START EXTRACTED INFORMATION

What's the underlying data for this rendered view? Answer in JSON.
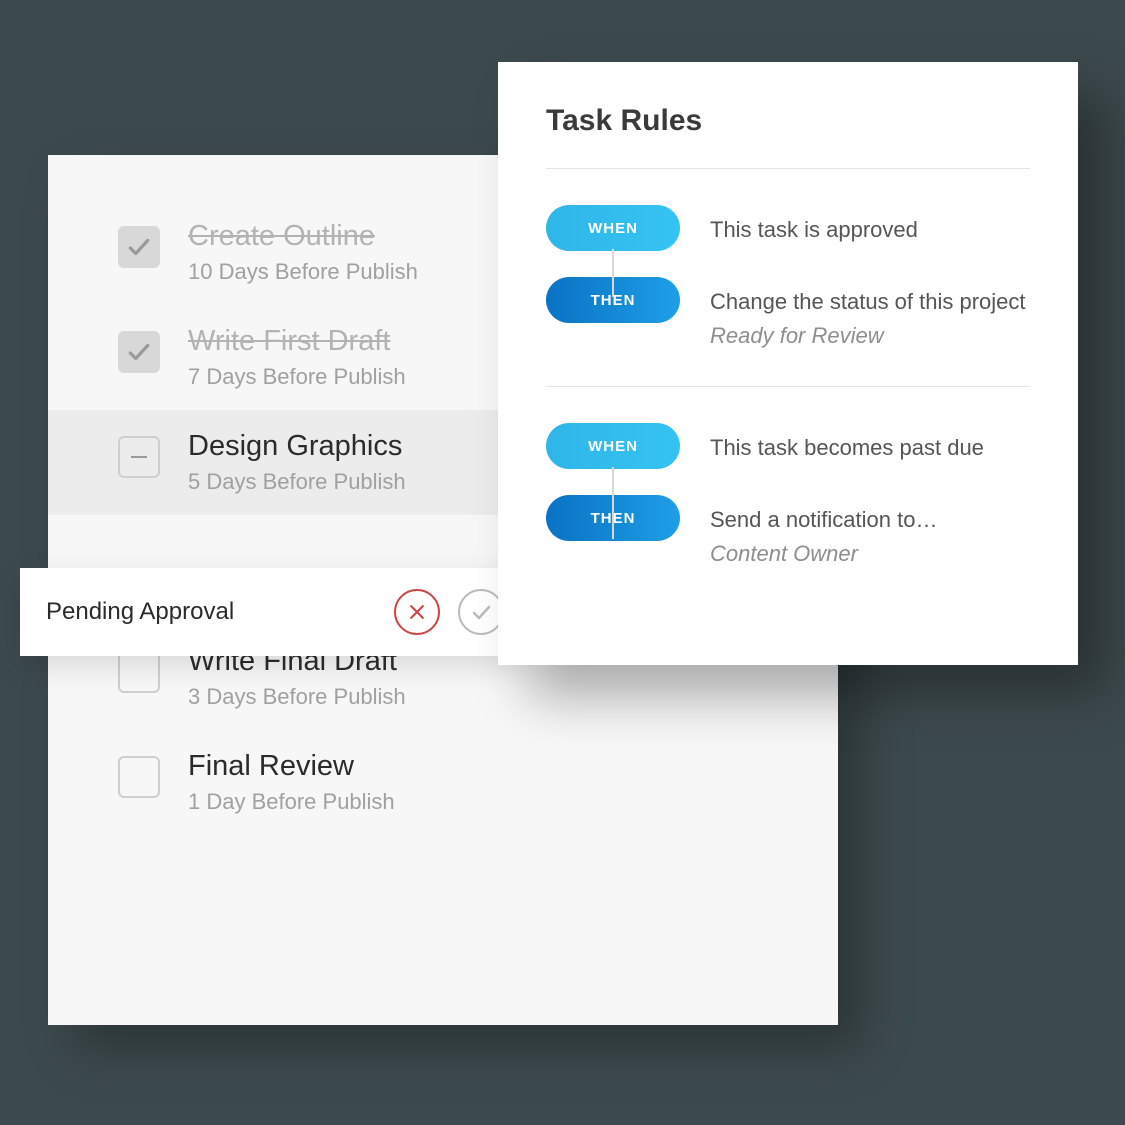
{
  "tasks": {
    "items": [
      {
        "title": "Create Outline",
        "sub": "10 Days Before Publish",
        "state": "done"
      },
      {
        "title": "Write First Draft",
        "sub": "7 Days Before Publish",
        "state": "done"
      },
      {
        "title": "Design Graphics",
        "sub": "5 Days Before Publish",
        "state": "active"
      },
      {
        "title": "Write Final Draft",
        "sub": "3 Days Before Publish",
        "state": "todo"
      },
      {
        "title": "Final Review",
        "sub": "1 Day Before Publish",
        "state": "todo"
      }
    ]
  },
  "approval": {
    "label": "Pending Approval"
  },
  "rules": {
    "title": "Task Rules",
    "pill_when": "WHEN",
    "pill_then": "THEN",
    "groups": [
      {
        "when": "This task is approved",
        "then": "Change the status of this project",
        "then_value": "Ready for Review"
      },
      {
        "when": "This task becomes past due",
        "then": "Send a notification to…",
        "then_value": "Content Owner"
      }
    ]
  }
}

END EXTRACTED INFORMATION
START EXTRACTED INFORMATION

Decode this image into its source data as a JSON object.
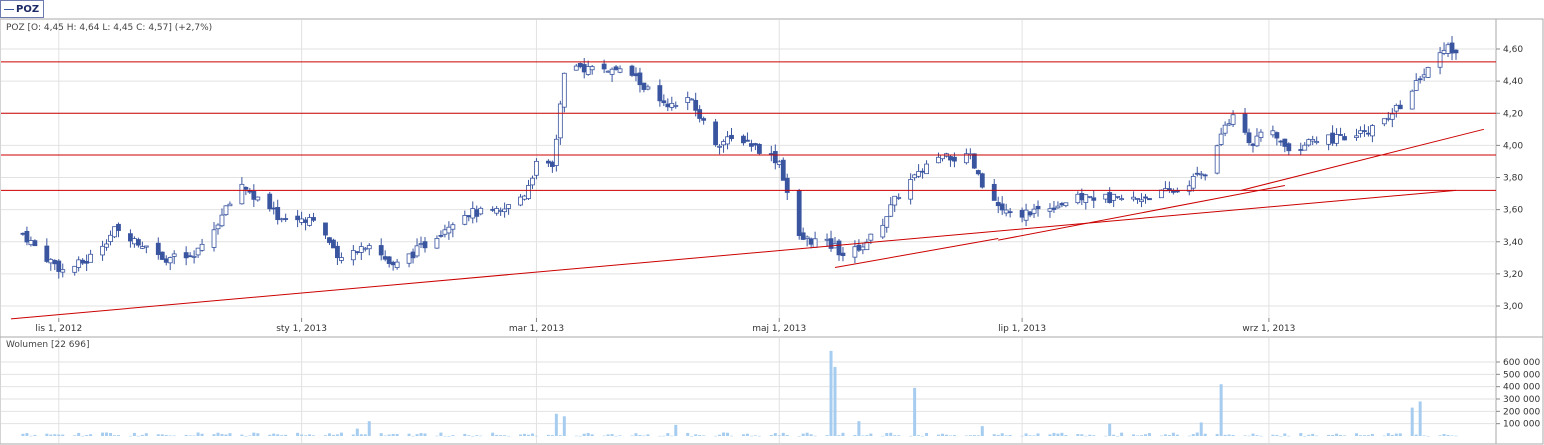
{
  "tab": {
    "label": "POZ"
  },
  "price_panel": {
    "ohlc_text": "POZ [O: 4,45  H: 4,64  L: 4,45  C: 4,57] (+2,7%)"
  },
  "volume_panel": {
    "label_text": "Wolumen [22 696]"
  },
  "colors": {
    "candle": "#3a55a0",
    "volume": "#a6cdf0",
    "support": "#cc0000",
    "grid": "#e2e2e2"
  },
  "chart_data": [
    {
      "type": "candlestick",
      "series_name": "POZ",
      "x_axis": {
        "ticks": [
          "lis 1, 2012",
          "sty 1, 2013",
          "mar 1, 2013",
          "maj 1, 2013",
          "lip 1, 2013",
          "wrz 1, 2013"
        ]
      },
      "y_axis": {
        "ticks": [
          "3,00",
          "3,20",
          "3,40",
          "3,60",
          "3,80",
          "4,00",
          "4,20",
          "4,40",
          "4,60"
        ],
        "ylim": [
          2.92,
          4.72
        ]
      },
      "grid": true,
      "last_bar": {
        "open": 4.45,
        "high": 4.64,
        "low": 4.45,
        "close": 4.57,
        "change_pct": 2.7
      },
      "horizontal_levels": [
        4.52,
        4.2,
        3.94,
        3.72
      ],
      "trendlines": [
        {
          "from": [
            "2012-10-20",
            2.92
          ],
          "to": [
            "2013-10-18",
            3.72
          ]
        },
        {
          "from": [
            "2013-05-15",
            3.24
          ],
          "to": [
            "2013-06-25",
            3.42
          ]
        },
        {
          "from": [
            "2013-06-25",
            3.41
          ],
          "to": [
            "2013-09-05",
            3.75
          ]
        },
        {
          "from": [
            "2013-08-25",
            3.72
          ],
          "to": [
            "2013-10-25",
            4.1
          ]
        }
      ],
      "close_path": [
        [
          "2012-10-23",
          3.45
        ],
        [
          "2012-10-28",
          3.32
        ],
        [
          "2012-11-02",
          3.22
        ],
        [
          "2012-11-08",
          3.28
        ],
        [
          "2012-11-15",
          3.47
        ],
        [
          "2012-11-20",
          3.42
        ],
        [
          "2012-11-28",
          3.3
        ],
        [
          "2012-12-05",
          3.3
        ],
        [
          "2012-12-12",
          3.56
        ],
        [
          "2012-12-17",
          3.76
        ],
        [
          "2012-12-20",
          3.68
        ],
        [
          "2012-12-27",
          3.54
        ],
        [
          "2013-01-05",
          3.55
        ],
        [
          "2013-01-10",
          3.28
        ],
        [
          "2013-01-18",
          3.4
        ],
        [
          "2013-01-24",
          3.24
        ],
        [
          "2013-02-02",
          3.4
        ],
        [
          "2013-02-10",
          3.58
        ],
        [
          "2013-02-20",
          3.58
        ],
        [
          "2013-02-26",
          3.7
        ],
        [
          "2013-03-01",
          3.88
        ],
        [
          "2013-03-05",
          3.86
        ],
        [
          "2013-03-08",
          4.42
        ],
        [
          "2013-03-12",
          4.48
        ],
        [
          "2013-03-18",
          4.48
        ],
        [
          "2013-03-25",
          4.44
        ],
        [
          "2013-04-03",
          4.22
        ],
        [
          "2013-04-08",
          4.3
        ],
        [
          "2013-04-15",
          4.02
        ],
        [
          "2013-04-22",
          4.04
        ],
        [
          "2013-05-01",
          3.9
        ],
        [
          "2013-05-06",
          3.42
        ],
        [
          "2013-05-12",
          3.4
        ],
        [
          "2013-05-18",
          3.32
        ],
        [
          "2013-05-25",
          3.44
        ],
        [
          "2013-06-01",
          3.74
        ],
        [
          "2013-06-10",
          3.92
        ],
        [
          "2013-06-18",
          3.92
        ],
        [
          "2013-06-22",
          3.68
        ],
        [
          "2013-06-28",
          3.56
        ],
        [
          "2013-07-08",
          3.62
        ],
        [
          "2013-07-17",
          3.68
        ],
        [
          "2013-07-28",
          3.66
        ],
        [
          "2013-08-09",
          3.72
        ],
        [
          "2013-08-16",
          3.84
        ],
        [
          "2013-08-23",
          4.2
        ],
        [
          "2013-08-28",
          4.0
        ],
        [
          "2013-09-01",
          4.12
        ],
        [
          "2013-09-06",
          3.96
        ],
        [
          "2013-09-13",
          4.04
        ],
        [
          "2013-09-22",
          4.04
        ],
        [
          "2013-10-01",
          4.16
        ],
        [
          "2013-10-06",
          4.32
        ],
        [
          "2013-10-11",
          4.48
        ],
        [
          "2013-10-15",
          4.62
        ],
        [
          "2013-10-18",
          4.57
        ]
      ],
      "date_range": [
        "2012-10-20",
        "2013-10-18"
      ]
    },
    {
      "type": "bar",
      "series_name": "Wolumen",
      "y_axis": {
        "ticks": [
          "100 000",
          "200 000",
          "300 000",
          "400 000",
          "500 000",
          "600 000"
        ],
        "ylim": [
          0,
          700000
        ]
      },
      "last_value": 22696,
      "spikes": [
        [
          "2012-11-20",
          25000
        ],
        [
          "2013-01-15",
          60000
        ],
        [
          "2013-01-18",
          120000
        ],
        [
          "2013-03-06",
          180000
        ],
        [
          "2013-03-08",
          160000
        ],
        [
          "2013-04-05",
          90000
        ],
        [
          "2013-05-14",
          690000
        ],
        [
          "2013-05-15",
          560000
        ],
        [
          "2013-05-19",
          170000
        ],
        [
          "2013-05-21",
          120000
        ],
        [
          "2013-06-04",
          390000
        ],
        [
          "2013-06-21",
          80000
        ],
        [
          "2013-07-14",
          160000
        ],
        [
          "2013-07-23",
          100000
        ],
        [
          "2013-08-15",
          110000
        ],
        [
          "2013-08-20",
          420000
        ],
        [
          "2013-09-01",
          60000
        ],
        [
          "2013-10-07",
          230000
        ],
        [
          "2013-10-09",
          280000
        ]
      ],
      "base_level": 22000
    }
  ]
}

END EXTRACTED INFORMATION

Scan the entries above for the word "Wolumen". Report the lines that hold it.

__RESPONSE TO THIS EXERCISE__.
    "label_text": "Wolumen [22 696]"
      "series_name": "Wolumen",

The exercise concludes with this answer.